- I was really surprised to discover that the fat tire Fold model is actually lighter than the Fold Sport (54lbs vs. 55.1lbs), the difference seems to be having cast alloy rims and a six speed cassette vs. spokes and single speed
- Minor consideration or tip here, since the stem and seat post can telescope upwards, be careful not to raise them above their minimum insertion heights, this keeps them strong but also reduces wire stretch in the case of the stem
- Minor gripe, it would be nice if the charger was a bit faster than standard 2-amp, especially if you upgrade to the larger capacity battery pack, I would also love to see a USB charging port built into the battery or the display for use while riding and stopping for picnics etc. to power a light or keep your phone charged etc.
- There’s a paint-matched plug cover on the left (for where you can charge or turn the battery on/off) and it looks decent, but there’s no leash to keep the cover connected to the bike and that means it could get set down and lost more easily… just keep an eye out :)
- Minor consideration here, since bike boots up in assist level 2, the throttle is live instantly… be careful not tu bump it when mounting or dismounting because that could be startling or cause a crash; assist level 0 disables the throttle but it’s best a practice to not turn the bike on until you’re ready to ride
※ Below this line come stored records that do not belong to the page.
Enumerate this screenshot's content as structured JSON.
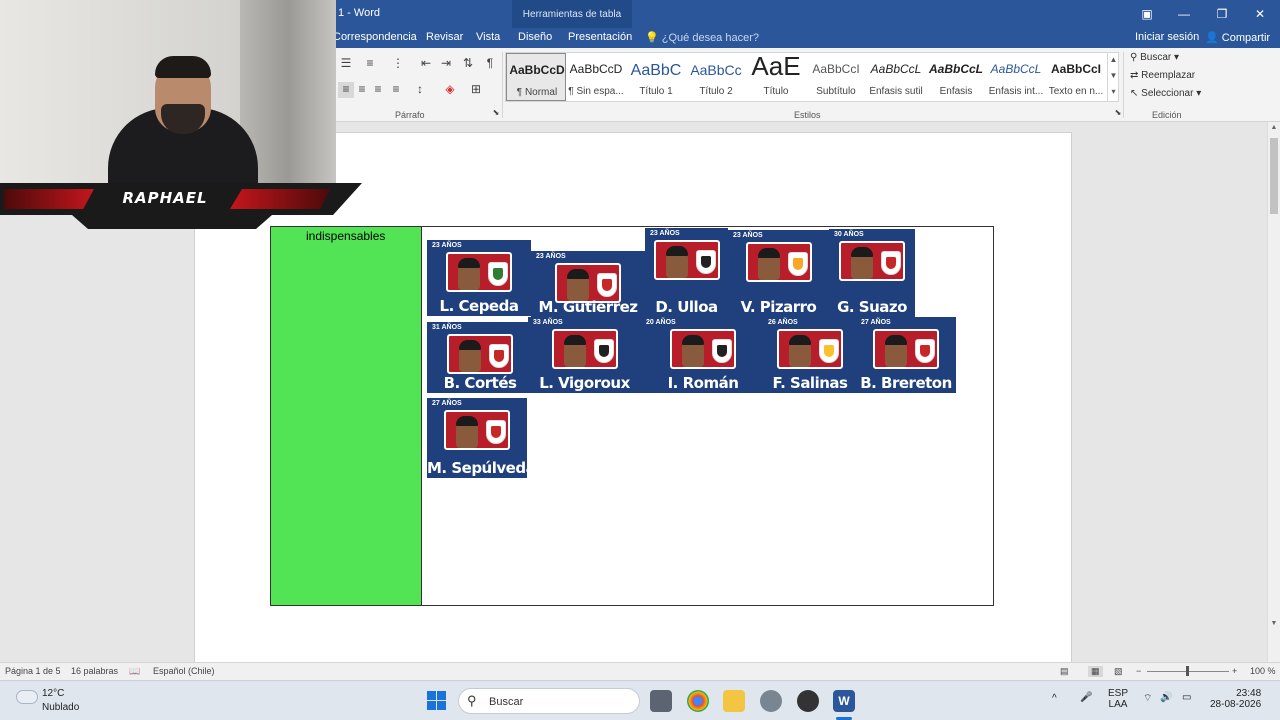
{
  "titlebar": {
    "doc_title": "1 - Word",
    "context_tab": "Herramientas de tabla",
    "restore_icon": "ribbon-display-icon",
    "min": "—",
    "max": "❐",
    "close": "✕"
  },
  "tabs": {
    "items": [
      "Correspondencia",
      "Revisar",
      "Vista",
      "Diseño",
      "Presentación"
    ],
    "tell_me": "¿Qué desea hacer?",
    "signin": "Iniciar sesión",
    "share": "Compartir"
  },
  "ribbon": {
    "group_parrafo": "Párrafo",
    "group_estilos": "Estilos",
    "group_edicion": "Edición",
    "styles": [
      {
        "sample": "AaBbCcD",
        "name": "¶ Normal"
      },
      {
        "sample": "AaBbCcD",
        "name": "¶ Sin espa..."
      },
      {
        "sample": "AaBbC",
        "name": "Título 1"
      },
      {
        "sample": "AaBbCc",
        "name": "Título 2"
      },
      {
        "sample": "AaE",
        "name": "Título"
      },
      {
        "sample": "AaBbCcI",
        "name": "Subtítulo"
      },
      {
        "sample": "AaBbCcL",
        "name": "Énfasis sutil"
      },
      {
        "sample": "AaBbCcL",
        "name": "Énfasis"
      },
      {
        "sample": "AaBbCcL",
        "name": "Énfasis int..."
      },
      {
        "sample": "AaBbCcI",
        "name": "Texto en n..."
      }
    ],
    "edit": {
      "buscar": "Buscar",
      "reemplazar": "Reemplazar",
      "seleccionar": "Seleccionar"
    }
  },
  "webcam": {
    "streamer_name": "RAPHAEL"
  },
  "document": {
    "green_label": "indispensables",
    "players": [
      {
        "age": "23 AÑOS",
        "name": "L. Cepeda",
        "club_color": "#2e7d32"
      },
      {
        "age": "23 AÑOS",
        "name": "M. Gutierrez",
        "club_color": "#c62828"
      },
      {
        "age": "23 AÑOS",
        "name": "D. Ulloa",
        "club_color": "#212121"
      },
      {
        "age": "23 AÑOS",
        "name": "V. Pizarro",
        "club_color": "#f9a825"
      },
      {
        "age": "30 AÑOS",
        "name": "G. Suazo",
        "club_color": "#c62828"
      },
      {
        "age": "31 AÑOS",
        "name": "B. Cortés",
        "club_color": "#c62828"
      },
      {
        "age": "33 AÑOS",
        "name": "L. Vigoroux",
        "club_color": "#212121"
      },
      {
        "age": "20 AÑOS",
        "name": "I. Román",
        "club_color": "#212121"
      },
      {
        "age": "26 AÑOS",
        "name": "F. Salinas",
        "club_color": "#fbc02d"
      },
      {
        "age": "27 AÑOS",
        "name": "B. Brereton",
        "club_color": "#c62828"
      },
      {
        "age": "27 AÑOS",
        "name": "M. Sepúlveda",
        "club_color": "#c62828"
      }
    ]
  },
  "statusbar": {
    "page": "Página 1 de 5",
    "words": "16 palabras",
    "language": "Español (Chile)",
    "zoom": "100 %"
  },
  "taskbar": {
    "temp": "12°C",
    "weather": "Nublado",
    "search": "Buscar",
    "lang_1": "ESP",
    "lang_2": "LAA",
    "time": "23:48",
    "date": "28-08-2026"
  }
}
- The display is not removable, so be extra careful when folding and transporting the bike so you don’t scratch it; also, I noticed that there was a little rubber cover at the base of the display that appeared to be the size of a USB port, but nothing was under there when we looked